have been doing that in the magnitude implied by these
This may be very simplistic, but what
ultimately happened with this ghostly transaction the way
see it is that the shareholder got an additional 20%
tacked on to their value by taking money that
have been paid to the IRS and putting it into the
sharehold's hands. Also, the shareholder
also wins because
it take the money out through dividends. Thus,
earning have only been taxed
once to the end
The way the two companies are now
structured may have added a small amount of
expenses, but it really trued up the value of this company.
Assuming these combined companies
added only a minor %
of expenses, then this was trully an ingenious
transaction. Assuming the
strength of the company is as
strong as it was before as an operating entity, then the
return should be about 9-12% making the value of the
stock about $20-25. If the growth rate is
year, then the value of the stock is somewhere in the
range of $35-40 per share.
Also, this created a
great way to smoke screen out a lot of the bad press
CCA was getting as an
operator in the
privatization of a public service.
to YAHOO's divulging of names, I must tell you that
all of the above
information contains many risks
and it is completely speculative of the intents of

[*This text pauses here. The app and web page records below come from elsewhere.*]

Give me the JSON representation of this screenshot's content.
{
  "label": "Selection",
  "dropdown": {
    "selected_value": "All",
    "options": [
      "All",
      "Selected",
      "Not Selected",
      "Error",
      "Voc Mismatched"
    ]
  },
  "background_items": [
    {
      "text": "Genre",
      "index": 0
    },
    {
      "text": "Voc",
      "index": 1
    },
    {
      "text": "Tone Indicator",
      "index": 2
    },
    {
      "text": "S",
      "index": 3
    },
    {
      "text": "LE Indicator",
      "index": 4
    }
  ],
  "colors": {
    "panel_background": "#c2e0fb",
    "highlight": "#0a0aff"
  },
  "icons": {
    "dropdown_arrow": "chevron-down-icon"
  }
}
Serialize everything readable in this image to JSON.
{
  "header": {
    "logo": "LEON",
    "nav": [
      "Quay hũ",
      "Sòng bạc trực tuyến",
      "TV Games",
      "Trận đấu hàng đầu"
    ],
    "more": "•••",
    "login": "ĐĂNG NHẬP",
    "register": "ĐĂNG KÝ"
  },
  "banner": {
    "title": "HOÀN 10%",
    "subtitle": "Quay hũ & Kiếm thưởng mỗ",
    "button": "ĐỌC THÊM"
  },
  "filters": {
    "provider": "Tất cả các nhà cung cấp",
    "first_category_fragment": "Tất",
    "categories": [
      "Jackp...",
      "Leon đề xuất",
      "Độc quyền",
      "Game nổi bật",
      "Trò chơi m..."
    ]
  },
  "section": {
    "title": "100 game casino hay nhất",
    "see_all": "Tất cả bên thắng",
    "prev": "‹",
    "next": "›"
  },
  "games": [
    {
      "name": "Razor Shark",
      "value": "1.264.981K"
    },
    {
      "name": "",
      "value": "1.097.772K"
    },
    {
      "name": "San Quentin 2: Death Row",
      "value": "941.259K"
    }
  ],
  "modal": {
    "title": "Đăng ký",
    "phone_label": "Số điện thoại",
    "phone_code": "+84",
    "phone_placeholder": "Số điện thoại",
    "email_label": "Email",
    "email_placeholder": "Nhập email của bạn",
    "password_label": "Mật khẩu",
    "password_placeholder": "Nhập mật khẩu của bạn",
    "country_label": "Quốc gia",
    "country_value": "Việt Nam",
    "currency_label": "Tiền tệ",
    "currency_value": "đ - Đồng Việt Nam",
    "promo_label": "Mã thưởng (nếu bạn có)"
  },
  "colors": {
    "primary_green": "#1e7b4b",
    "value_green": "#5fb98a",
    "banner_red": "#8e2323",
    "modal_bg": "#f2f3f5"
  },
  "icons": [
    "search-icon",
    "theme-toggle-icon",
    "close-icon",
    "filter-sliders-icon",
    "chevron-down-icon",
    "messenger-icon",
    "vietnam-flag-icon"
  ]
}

and their foresight. Do not use this information to
make an investment decision and base your
solely upon the information that is presented for the
SEC's review and audited by an
accredited CPA firm
with the SEC.
The following is from the WSJ.
Modernization Act would allow a REIT to own as much as 100% of
the stock of a taxable REIT subsidiary that provides
various services to REIT tenants and others. Currently,
REITs can own as much as 10% of the voting stock of a
"The change could resolve
potential conflict-of-interest issues: Since a REIT cannot
own more than 10%, the other 90% often ends up being
owned personally by the REIT's management or other
Does anyone know if this will
apply to PZN. If it does then maybe what is going on is
that OPCO will merge with PZN and PZN will stay a
OK, I give up. Trying to figure out a combined
OPCO/PZN is too frustrating. Chris Haley has me really
depressed. So keep the f***ing REIT. Just pay me (and
everyone else) the rest of the regular and special
dividends before 12/31 and get it over with. Forget the SI.
Pay the divs with debentures off the shelf ($200MM
left). I'll take 'em at 12%, knowing they can't get
diluted no matter what happens down the road (assuming no
BK or foreclosures by senior debt holders). But they
look safer than stock, and more likely than
Does anyone know why they can't do that? NHY? Anyone?
Doesn't it amaze you that the company that made
the big block trade waited until a time period when
millions of potential traders were on the road and getting
ready for Thanksgiving. That was pretty smart on their
part to slip that one under everyones noses without
creating much noise.
I agree completely that what you describe is what
SHOULD happen. Perhaps I'm just too jaded by this world
of resetting options and golden parachutes in which
management is the only interested party that never seems to
Despite the fact that everyone
outside of Baron and Sodexho was given their ownership in
OPCO for free, I can practically guarantee that in a
re-merger scenario everyone will get value, if not par, for